### About this exercise
Exact copy, pictures excluded: please retype every record below.

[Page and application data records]

BEGIN

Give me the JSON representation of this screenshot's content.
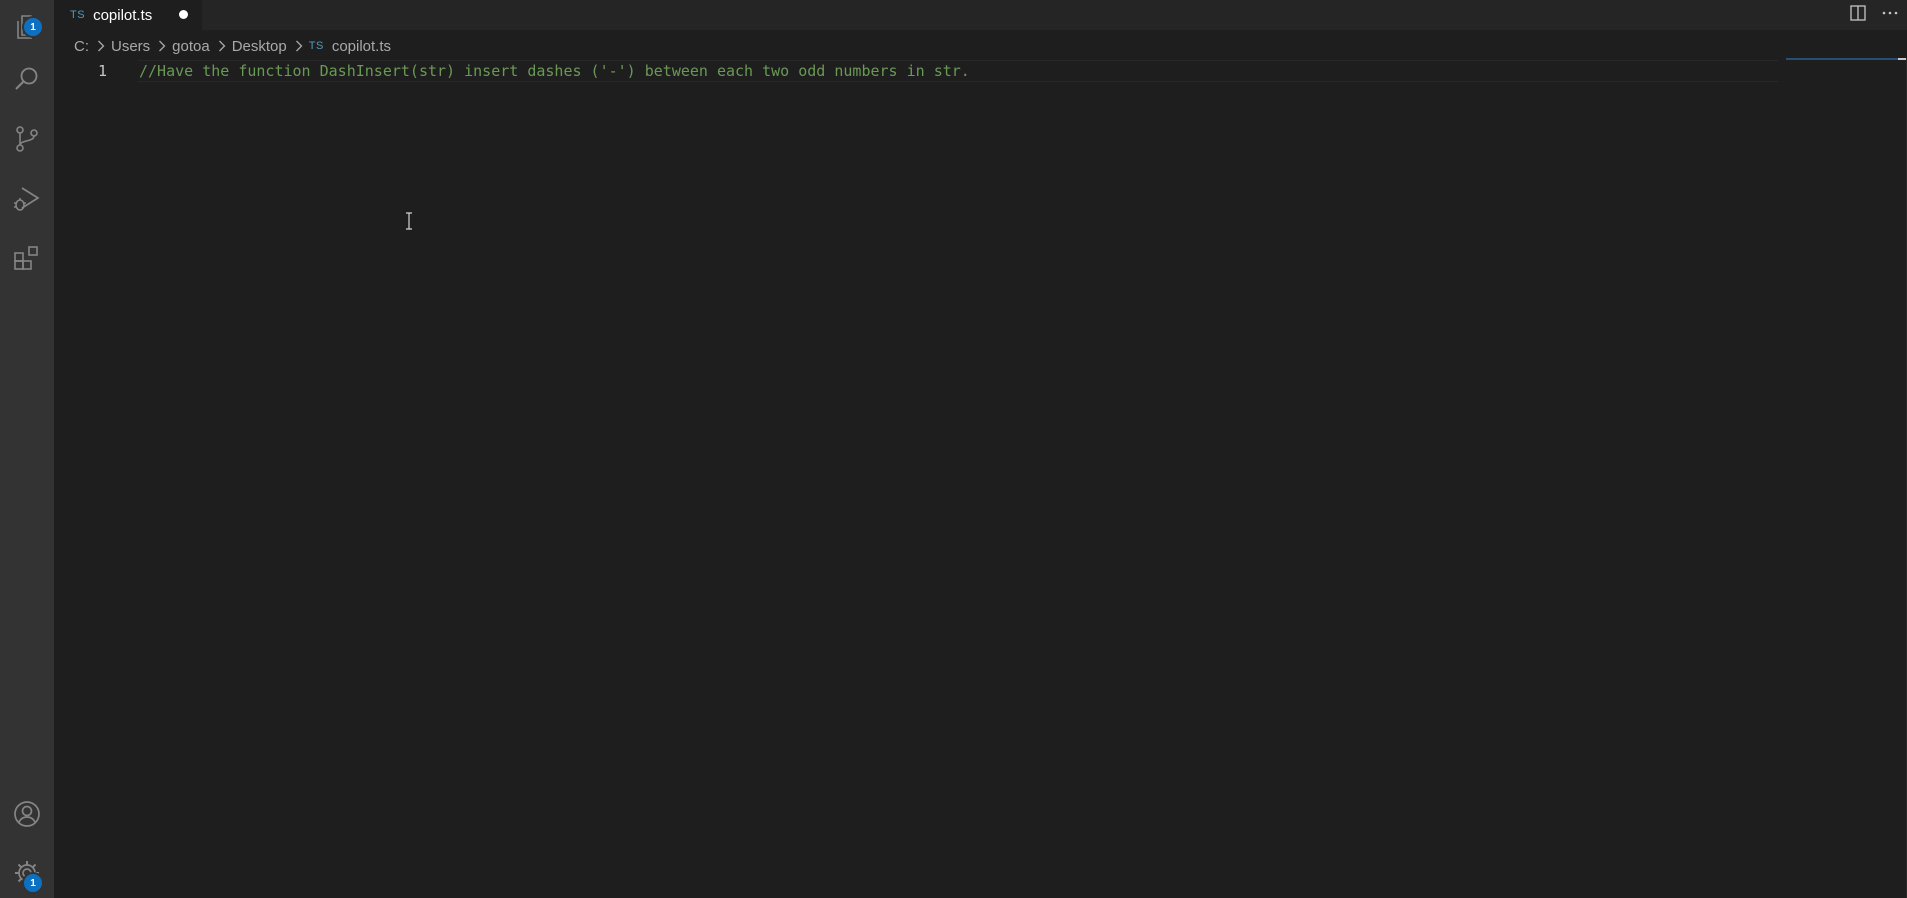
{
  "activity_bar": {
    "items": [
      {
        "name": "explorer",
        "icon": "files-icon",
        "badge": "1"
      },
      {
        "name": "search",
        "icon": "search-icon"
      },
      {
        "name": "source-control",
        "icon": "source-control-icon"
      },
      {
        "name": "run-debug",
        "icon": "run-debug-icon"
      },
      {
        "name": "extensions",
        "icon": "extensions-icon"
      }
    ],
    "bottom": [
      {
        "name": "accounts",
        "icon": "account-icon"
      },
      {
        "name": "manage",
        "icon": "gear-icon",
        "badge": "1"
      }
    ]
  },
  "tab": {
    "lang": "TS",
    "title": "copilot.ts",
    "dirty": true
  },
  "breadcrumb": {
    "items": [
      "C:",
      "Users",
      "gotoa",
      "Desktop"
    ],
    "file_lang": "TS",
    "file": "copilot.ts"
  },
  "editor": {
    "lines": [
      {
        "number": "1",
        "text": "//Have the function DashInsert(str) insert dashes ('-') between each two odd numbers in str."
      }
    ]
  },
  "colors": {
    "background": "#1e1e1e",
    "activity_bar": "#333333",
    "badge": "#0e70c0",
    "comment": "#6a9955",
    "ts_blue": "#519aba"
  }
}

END

### Result for this exercise
Give me the JSON representation of this screenshot's content.
{
  "activity_bar": {
    "items": [
      {
        "name": "explorer",
        "icon": "files-icon",
        "badge": "1"
      },
      {
        "name": "search",
        "icon": "search-icon"
      },
      {
        "name": "source-control",
        "icon": "source-control-icon"
      },
      {
        "name": "run-debug",
        "icon": "run-debug-icon"
      },
      {
        "name": "extensions",
        "icon": "extensions-icon"
      }
    ],
    "bottom": [
      {
        "name": "accounts",
        "icon": "account-icon"
      },
      {
        "name": "manage",
        "icon": "gear-icon",
        "badge": "1"
      }
    ]
  },
  "tab": {
    "lang": "TS",
    "title": "copilot.ts",
    "dirty": true
  },
  "breadcrumb": {
    "items": [
      "C:",
      "Users",
      "gotoa",
      "Desktop"
    ],
    "file_lang": "TS",
    "file": "copilot.ts"
  },
  "editor": {
    "lines": [
      {
        "number": "1",
        "text": "//Have the function DashInsert(str) insert dashes ('-') between each two odd numbers in str."
      }
    ]
  },
  "colors": {
    "background": "#1e1e1e",
    "activity_bar": "#333333",
    "badge": "#0e70c0",
    "comment": "#6a9955",
    "ts_blue": "#519aba"
  }
}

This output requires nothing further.